#### [Problem statement]
Across the entries that follow, work out the number of lines containing the string "Services", and state it alone.

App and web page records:
┌────────

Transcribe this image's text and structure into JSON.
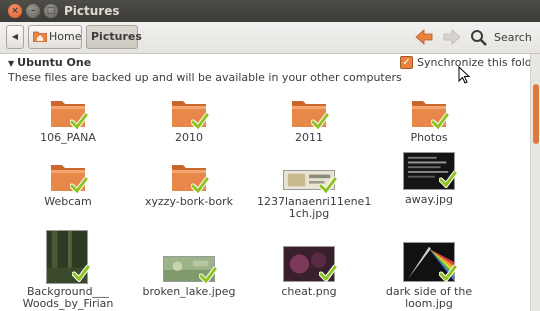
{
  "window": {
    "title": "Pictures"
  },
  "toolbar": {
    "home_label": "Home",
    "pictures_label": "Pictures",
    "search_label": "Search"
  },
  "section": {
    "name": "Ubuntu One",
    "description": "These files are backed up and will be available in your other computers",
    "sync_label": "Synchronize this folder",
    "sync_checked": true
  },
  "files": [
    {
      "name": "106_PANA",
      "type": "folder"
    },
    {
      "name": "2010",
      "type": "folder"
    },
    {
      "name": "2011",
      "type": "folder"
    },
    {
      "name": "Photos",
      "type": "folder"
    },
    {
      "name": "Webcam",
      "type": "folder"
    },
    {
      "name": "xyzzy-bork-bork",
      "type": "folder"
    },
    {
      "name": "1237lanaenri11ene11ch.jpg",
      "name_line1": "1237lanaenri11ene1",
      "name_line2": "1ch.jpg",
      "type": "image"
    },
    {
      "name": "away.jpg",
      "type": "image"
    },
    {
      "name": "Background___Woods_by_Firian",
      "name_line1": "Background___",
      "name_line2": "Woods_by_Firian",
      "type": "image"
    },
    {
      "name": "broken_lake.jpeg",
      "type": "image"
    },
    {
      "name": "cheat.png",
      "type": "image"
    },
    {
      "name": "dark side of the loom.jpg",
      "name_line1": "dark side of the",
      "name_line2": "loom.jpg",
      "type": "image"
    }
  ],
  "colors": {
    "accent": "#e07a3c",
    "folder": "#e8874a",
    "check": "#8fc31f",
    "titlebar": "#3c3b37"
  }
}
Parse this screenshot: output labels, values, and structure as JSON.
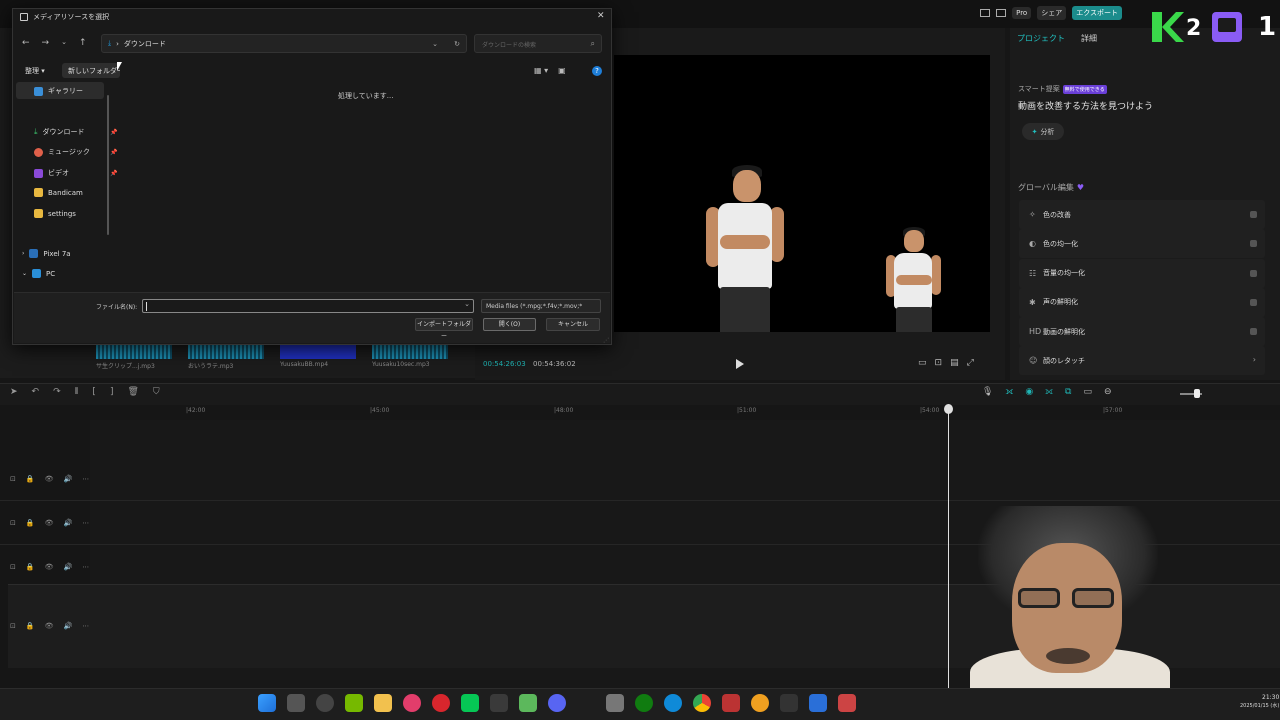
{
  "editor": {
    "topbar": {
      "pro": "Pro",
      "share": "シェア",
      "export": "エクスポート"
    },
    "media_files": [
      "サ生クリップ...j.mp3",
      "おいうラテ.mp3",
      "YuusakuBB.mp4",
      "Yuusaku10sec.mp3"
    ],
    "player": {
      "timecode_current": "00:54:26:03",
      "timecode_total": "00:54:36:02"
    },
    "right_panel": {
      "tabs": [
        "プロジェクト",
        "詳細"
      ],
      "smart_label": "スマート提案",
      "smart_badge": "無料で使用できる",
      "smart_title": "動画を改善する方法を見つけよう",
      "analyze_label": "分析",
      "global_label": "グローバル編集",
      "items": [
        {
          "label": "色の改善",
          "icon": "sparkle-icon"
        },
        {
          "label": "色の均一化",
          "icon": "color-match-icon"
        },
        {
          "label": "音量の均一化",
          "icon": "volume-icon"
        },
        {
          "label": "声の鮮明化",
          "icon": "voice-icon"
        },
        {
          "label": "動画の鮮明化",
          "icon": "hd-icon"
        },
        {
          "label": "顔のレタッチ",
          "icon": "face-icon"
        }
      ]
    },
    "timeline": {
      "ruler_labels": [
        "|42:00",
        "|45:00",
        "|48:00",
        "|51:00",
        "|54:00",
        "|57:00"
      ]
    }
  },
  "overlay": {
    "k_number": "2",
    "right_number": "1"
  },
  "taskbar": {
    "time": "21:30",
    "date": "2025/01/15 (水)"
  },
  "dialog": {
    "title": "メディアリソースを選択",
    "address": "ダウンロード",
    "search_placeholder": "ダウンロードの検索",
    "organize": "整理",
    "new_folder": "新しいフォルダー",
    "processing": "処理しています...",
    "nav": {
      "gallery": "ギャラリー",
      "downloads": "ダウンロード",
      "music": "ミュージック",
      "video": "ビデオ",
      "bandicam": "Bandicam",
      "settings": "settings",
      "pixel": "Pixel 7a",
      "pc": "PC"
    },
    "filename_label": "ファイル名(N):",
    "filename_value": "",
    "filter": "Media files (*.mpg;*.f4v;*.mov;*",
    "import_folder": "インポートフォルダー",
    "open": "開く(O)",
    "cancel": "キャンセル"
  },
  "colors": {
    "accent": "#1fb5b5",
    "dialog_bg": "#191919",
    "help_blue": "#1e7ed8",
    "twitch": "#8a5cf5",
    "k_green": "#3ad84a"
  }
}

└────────
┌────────

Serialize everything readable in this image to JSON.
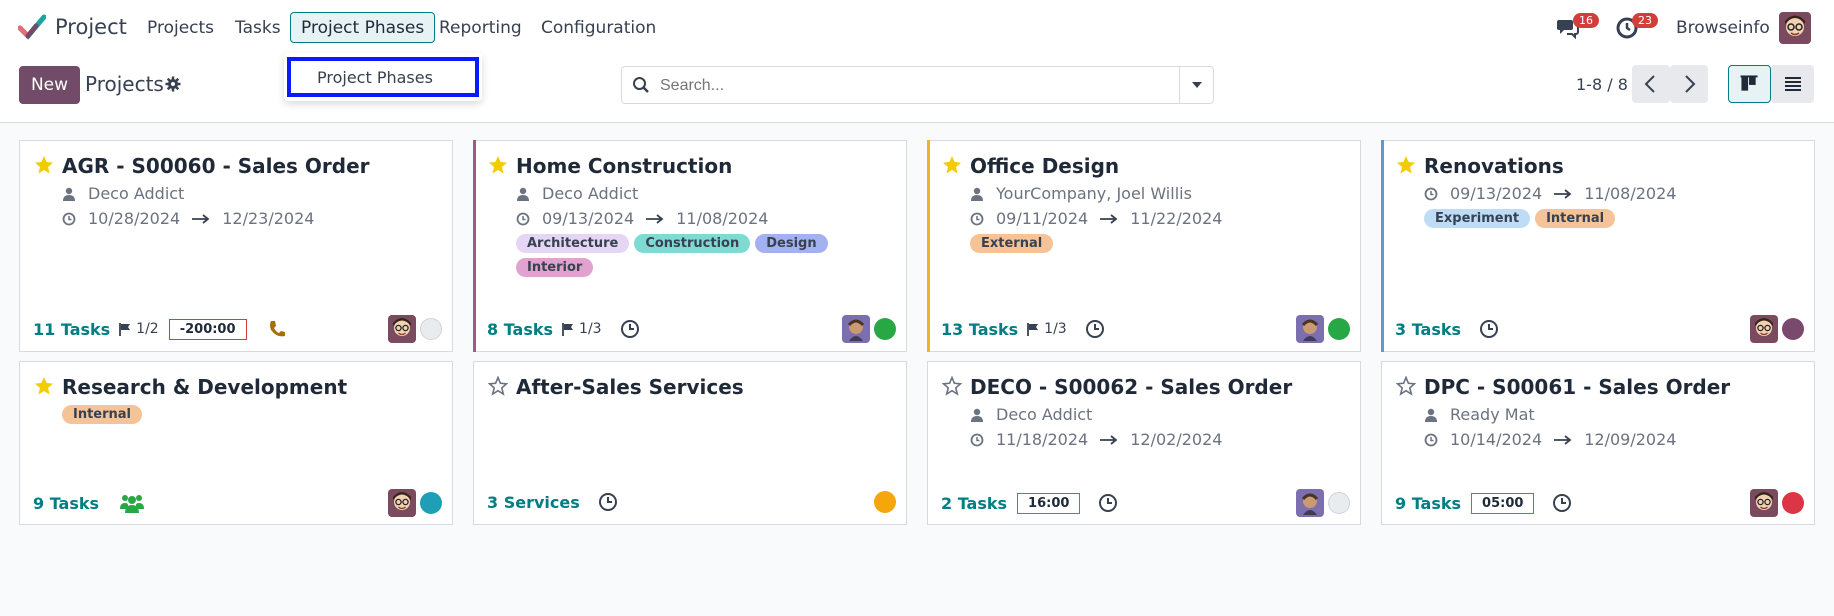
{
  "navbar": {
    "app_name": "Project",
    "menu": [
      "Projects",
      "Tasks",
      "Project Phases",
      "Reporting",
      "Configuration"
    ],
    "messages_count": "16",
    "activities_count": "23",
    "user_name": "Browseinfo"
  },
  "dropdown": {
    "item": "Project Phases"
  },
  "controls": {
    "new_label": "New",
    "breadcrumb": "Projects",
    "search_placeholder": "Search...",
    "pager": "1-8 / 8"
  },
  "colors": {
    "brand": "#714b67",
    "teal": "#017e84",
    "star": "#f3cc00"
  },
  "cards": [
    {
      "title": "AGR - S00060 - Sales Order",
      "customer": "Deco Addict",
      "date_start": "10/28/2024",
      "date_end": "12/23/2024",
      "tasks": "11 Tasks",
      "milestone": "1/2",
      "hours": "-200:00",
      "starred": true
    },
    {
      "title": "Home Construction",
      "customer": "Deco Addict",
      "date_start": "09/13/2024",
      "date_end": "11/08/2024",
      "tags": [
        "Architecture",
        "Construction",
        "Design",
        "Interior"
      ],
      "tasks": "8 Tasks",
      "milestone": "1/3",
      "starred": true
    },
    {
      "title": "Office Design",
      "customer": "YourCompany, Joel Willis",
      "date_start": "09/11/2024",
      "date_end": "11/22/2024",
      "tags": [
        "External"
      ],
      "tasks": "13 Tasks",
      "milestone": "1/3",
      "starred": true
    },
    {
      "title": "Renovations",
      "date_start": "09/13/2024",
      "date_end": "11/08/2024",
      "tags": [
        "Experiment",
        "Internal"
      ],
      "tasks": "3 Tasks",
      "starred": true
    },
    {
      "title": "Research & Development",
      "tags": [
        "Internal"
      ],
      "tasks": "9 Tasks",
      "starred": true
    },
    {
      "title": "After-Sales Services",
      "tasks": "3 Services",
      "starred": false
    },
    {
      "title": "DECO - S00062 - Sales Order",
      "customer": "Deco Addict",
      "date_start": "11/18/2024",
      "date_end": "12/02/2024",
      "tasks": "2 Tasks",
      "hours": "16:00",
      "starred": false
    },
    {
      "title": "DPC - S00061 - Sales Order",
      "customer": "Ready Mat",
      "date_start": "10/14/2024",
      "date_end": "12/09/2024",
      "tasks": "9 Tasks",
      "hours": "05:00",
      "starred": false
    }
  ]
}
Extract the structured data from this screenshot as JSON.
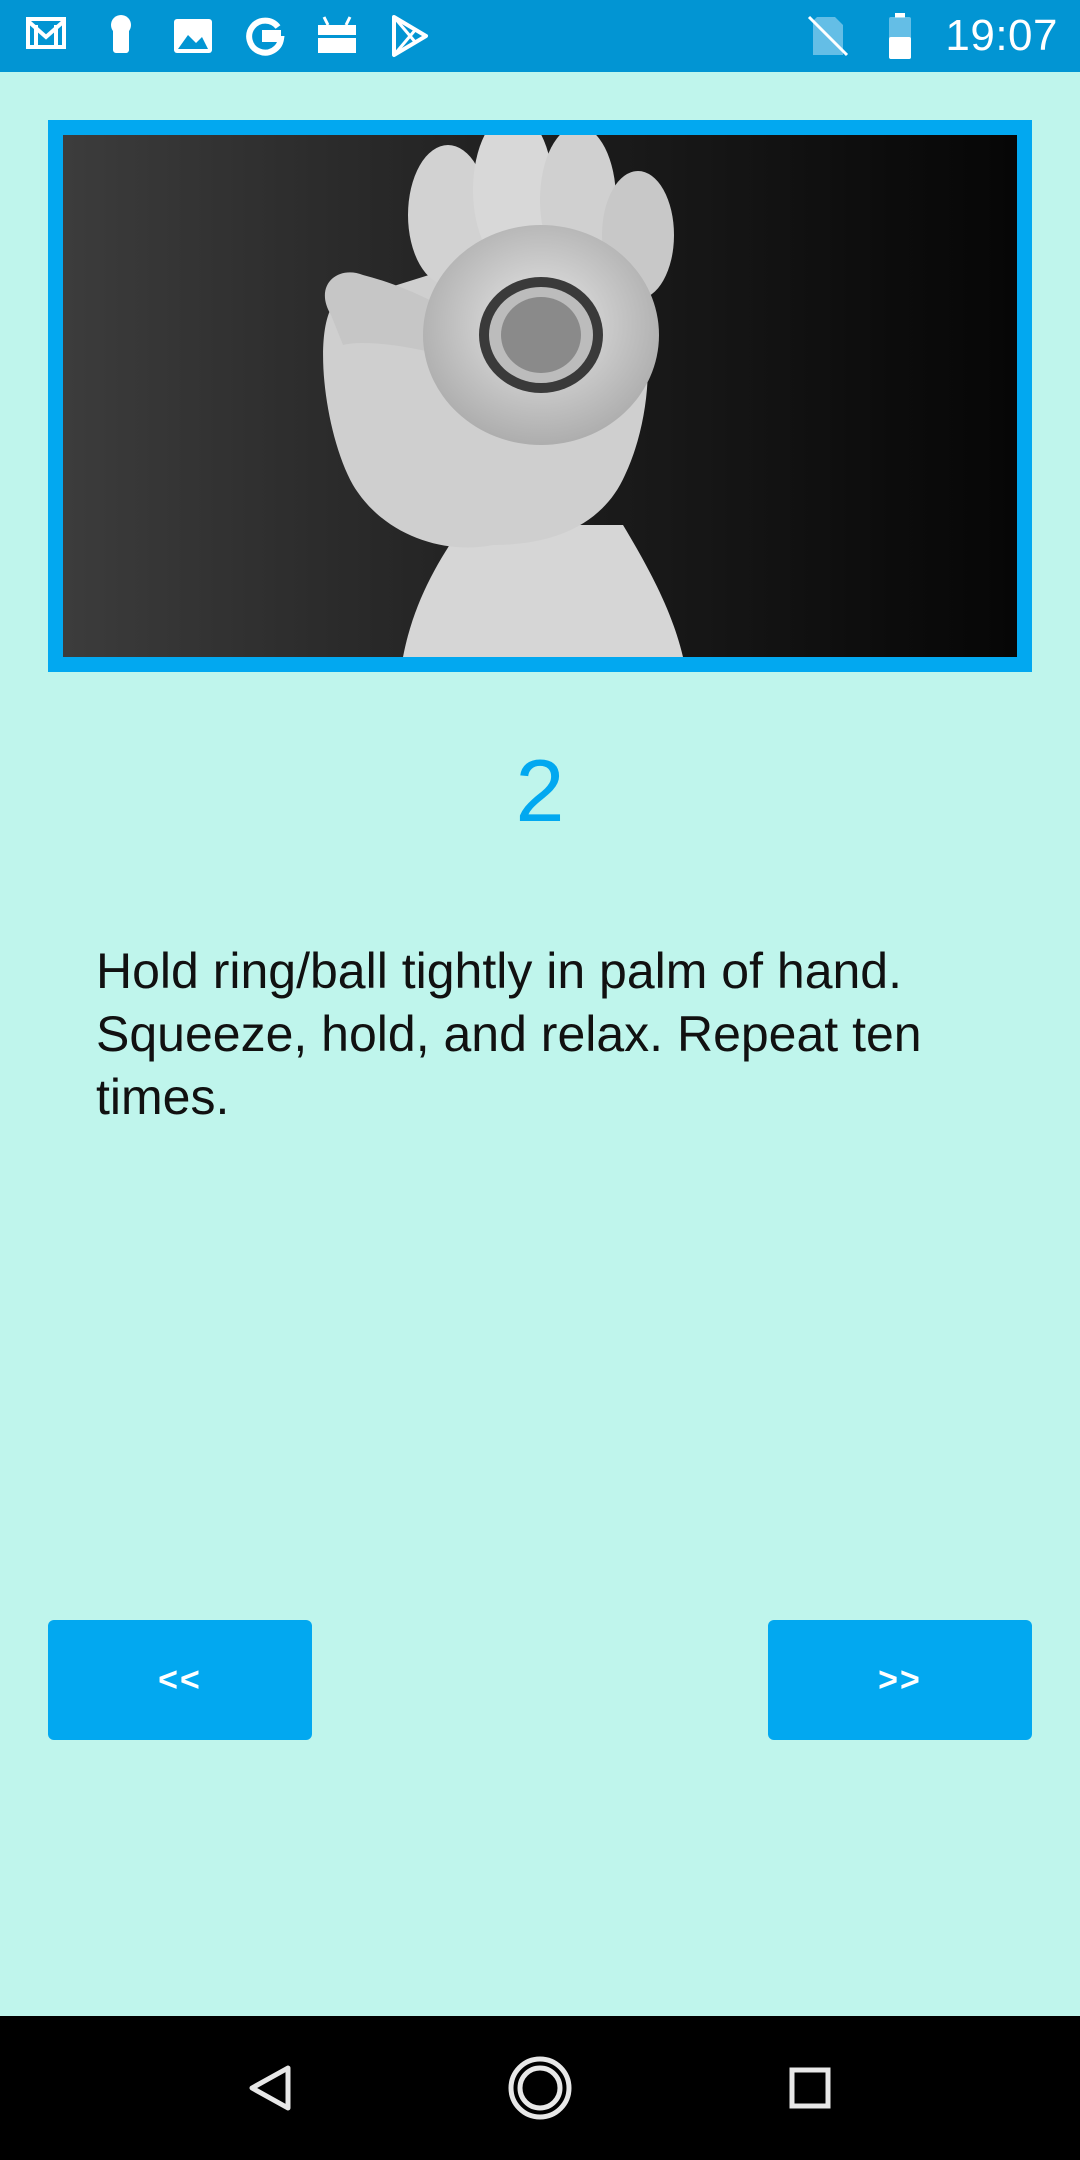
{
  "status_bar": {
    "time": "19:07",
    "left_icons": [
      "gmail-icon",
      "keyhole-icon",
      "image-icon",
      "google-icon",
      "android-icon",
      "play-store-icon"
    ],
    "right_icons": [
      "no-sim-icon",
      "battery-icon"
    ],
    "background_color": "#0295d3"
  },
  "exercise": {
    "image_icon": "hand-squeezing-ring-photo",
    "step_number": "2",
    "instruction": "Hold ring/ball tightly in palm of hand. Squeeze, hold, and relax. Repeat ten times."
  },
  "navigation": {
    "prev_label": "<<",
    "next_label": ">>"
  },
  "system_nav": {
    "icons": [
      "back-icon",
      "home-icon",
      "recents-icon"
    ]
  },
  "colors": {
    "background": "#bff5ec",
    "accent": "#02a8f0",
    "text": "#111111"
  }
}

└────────

#### [Answer to this problem]
2